The expectation of rising prices might entice potential homebuyers into the market and may signal better conditions to potential sellers. The National Housing Survey for May showed a surge in consumer expectations for more price gains over the next 12 months and the share of respondents who viewed this as a good time to sell was the largest since Fannie Mae began the survey.
Driving the higher prices have been both shrinking inventories of homes for sale and fewer distressed properties on the market. April marked the first time that the share of distressed home sales was below 20 percent since 2008. Tight inventories may be easing, at least for existing homes but the number of new homes available has only gradually trended up since the record low of last summer.
This has created an opportunity for spec building which dominated the market prior to the housing crisis but dived to a trough in 2010. Those homes, built without a contract with the buyer, are trending upward although they remain at historically low levels.
Mortgage rates spiked in early June and have already impacted mortgage demand. During May mortgage applications fell 6 percent but refinance applications were down 40 percent during the same period. Fannie Mae's economists' predictions for mortgage rates has jumped about 50 basis points since the May forecast with the yield on the 30-year fixed rate mortgage expected to rise to 4.7 percent by the end of 2014. Despite this, they expect the housing recovery to continue with housing starts and home sales rising in 2013 by 25 percent and 7 percent respectively. They have revised the estimate of last year's mortgage production volume upward because they may have underestimated the number of originations held in depository institution portfolios. They also raised the value of mortgage originations last year from $1.92 trillion to $2.02 trillion. This lifted the trajectory for 2013 by about $75 billion to $1.74 trillion with a slightly higher refinancing share of 65 percent.
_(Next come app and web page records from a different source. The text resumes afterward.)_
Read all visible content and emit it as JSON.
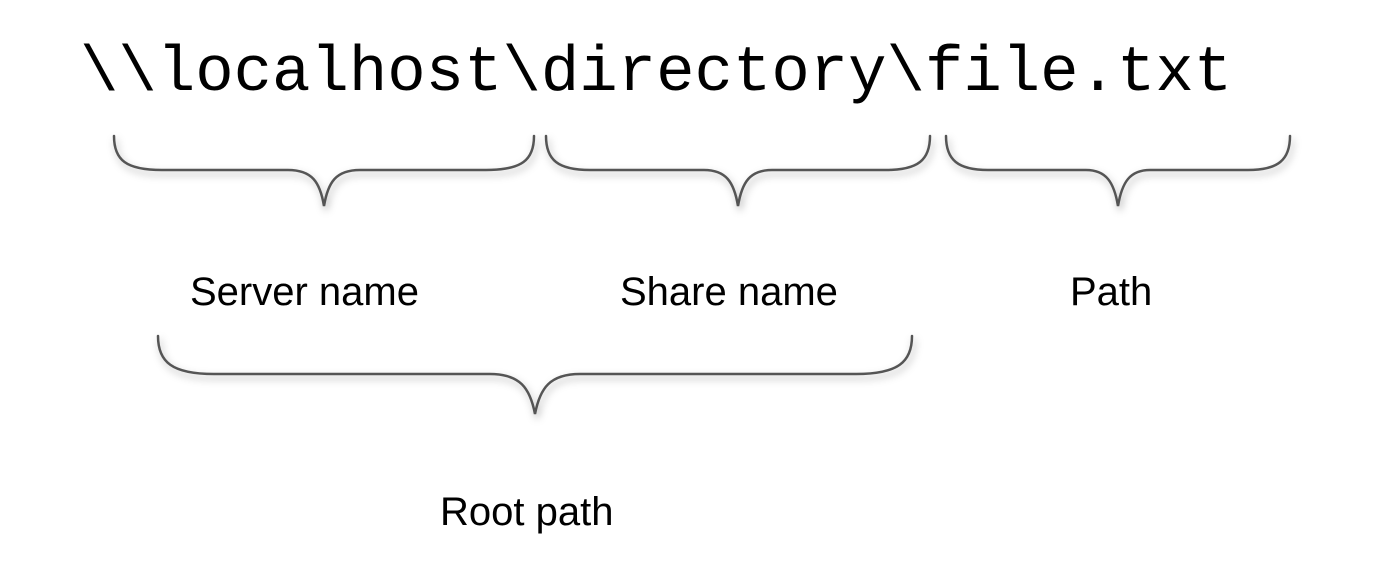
{
  "path": {
    "full": "\\\\localhost\\directory\\file.txt",
    "server_segment": "\\\\localhost",
    "share_segment": "\\directory",
    "file_segment": "\\file.txt"
  },
  "labels": {
    "server": "Server name",
    "share": "Share name",
    "path": "Path",
    "root": "Root path"
  }
}
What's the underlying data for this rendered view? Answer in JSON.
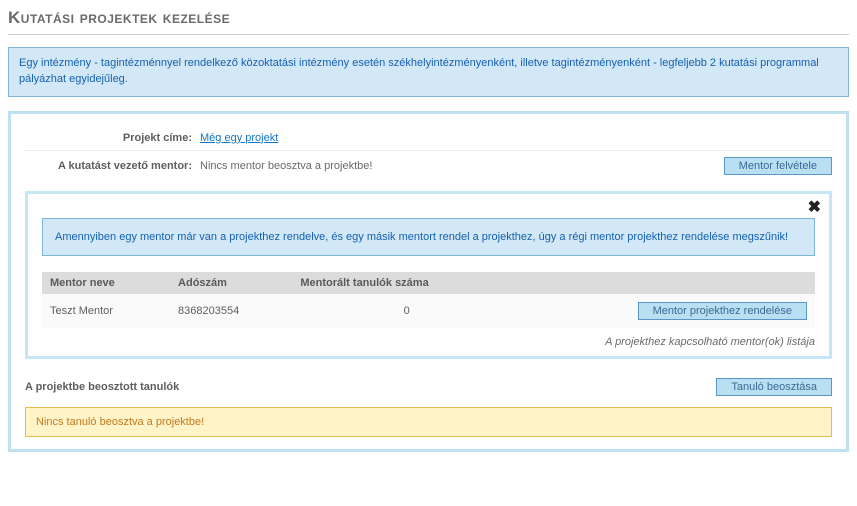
{
  "page": {
    "title": "Kutatási projektek kezelése"
  },
  "info_banner": "Egy intézmény - tagintézménnyel rendelkező közoktatási intézmény esetén székhelyintézményenként, illetve tagintézményenként - legfeljebb 2 kutatási programmal pályázhat egyidejűleg.",
  "project": {
    "title_label": "Projekt címe:",
    "title_link": "Még egy projekt",
    "mentor_label": "A kutatást vezető mentor:",
    "mentor_value": "Nincs mentor beosztva a projektbe!",
    "mentor_add_btn": "Mentor felvétele"
  },
  "mentor_panel": {
    "info": "Amennyiben egy mentor már van a projekthez rendelve, és egy másik mentort rendel a projekthez, úgy a régi mentor projekthez rendelése megszűnik!",
    "headers": {
      "name": "Mentor neve",
      "tax": "Adószám",
      "count": "Mentorált tanulók száma"
    },
    "rows": [
      {
        "name": "Teszt Mentor",
        "tax": "8368203554",
        "count": "0",
        "assign_btn": "Mentor projekthez rendelése"
      }
    ],
    "list_caption": "A projekthez kapcsolható mentor(ok) listája"
  },
  "students": {
    "label": "A projektbe beosztott tanulók",
    "add_btn": "Tanuló beosztása",
    "empty_warn": "Nincs tanuló beosztva a projektbe!"
  }
}
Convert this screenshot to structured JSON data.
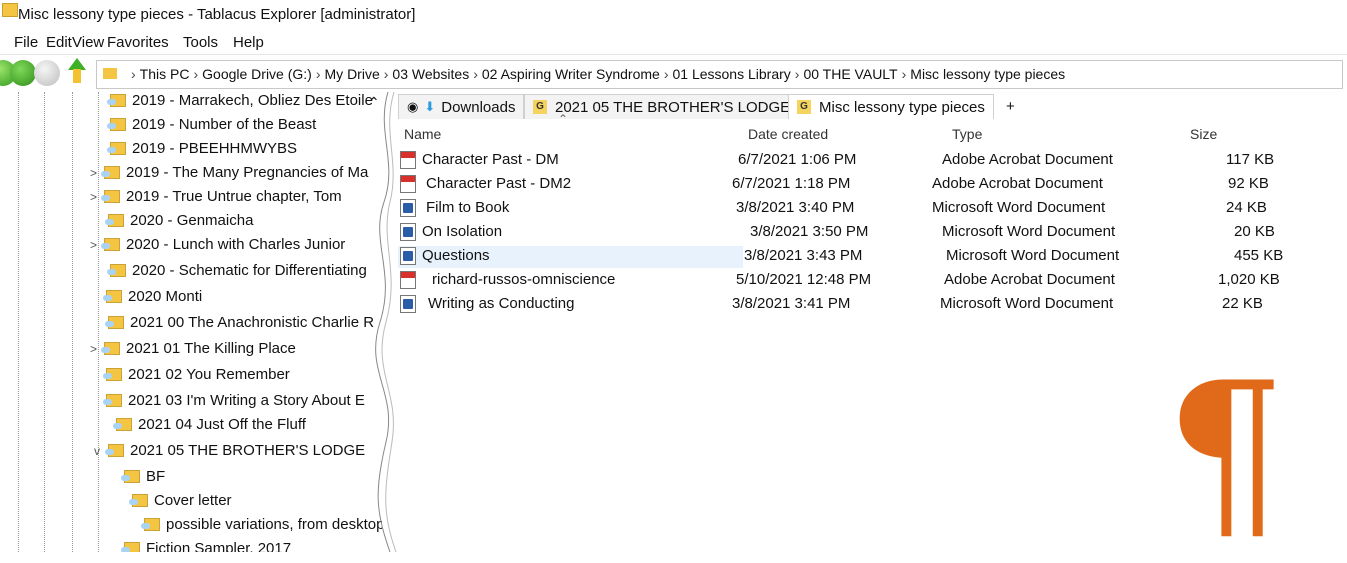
{
  "window": {
    "title": "Misc lessony type pieces - Tablacus Explorer [administrator]"
  },
  "menu": [
    "File",
    "Edit",
    "View",
    "Favorites",
    "Tools",
    "Help"
  ],
  "address": {
    "crumbs": [
      "This PC",
      "Google Drive (G:)",
      "My Drive",
      "03 Websites",
      "02 Aspiring Writer Syndrome",
      "01 Lessons Library",
      "00 THE VAULT",
      "Misc lessony type pieces"
    ]
  },
  "tree": {
    "items": [
      {
        "label": "2019 - Marrakech, Obliez Des Etoile",
        "expander": ""
      },
      {
        "label": "2019 - Number of the Beast",
        "expander": ""
      },
      {
        "label": "2019 - PBEEHHMWYBS",
        "expander": ""
      },
      {
        "label": "2019 - The Many Pregnancies of Ma",
        "expander": ">"
      },
      {
        "label": "2019 - True Untrue chapter, Tom",
        "expander": ">"
      },
      {
        "label": "2020 - Genmaicha",
        "expander": ""
      },
      {
        "label": "2020 - Lunch with Charles Junior",
        "expander": ">"
      },
      {
        "label": "2020 - Schematic for Differentiating",
        "expander": ""
      },
      {
        "label": "2020 Monti",
        "expander": ""
      },
      {
        "label": "2021 00 The Anachronistic Charlie R",
        "expander": ""
      },
      {
        "label": "2021 01 The Killing Place",
        "expander": ">"
      },
      {
        "label": "2021 02 You Remember",
        "expander": ""
      },
      {
        "label": "2021 03 I'm Writing a Story About E",
        "expander": ""
      },
      {
        "label": "2021 04 Just Off the Fluff",
        "expander": ""
      },
      {
        "label": "2021 05 THE BROTHER'S LODGE",
        "expander": "v"
      },
      {
        "label": "BF",
        "expander": ""
      },
      {
        "label": "Cover letter",
        "expander": ""
      },
      {
        "label": "possible variations, from desktop",
        "expander": ""
      },
      {
        "label": "Fiction Sampler, 2017",
        "expander": ""
      }
    ]
  },
  "tabs": [
    {
      "label": "Downloads"
    },
    {
      "label": "2021 05 THE BROTHER'S LODGE"
    },
    {
      "label": "Misc lessony type pieces"
    },
    {
      "label": "+"
    }
  ],
  "columns": {
    "name": "Name",
    "date": "Date created",
    "type": "Type",
    "size": "Size"
  },
  "files": [
    {
      "name": "Character Past - DM",
      "date": "6/7/2021 1:06 PM",
      "type": "Adobe Acrobat Document",
      "size": "117 KB",
      "kind": "pdf"
    },
    {
      "name": "Character Past - DM2",
      "date": "6/7/2021 1:18 PM",
      "type": "Adobe Acrobat Document",
      "size": "92 KB",
      "kind": "pdf"
    },
    {
      "name": "Film to Book",
      "date": "3/8/2021 3:40 PM",
      "type": "Microsoft Word Document",
      "size": "24 KB",
      "kind": "doc"
    },
    {
      "name": "On Isolation",
      "date": "3/8/2021 3:50 PM",
      "type": "Microsoft Word Document",
      "size": "20 KB",
      "kind": "doc"
    },
    {
      "name": "Questions",
      "date": "3/8/2021 3:43 PM",
      "type": "Microsoft Word Document",
      "size": "455 KB",
      "kind": "doc"
    },
    {
      "name": "richard-russos-omniscience",
      "date": "5/10/2021 12:48 PM",
      "type": "Adobe Acrobat Document",
      "size": "1,020 KB",
      "kind": "pdf"
    },
    {
      "name": "Writing as Conducting",
      "date": "3/8/2021 3:41 PM",
      "type": "Microsoft Word Document",
      "size": "22 KB",
      "kind": "doc"
    }
  ],
  "selected_file": "Questions",
  "decoration": {
    "glyph": "¶",
    "glyph_color": "#e06a1a"
  }
}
This, however merely front-loaded estimates of refinance originations and significantly decreased projected refinance originations in 2014.
The latest data from the Federal Reserve show outstanding single-family mortgage debt fell 2.3 percent on an annualized basis in the first quarter of 2013. Fannie Mae expects it to post a slight gain in 2013 - the first annual increase in six years.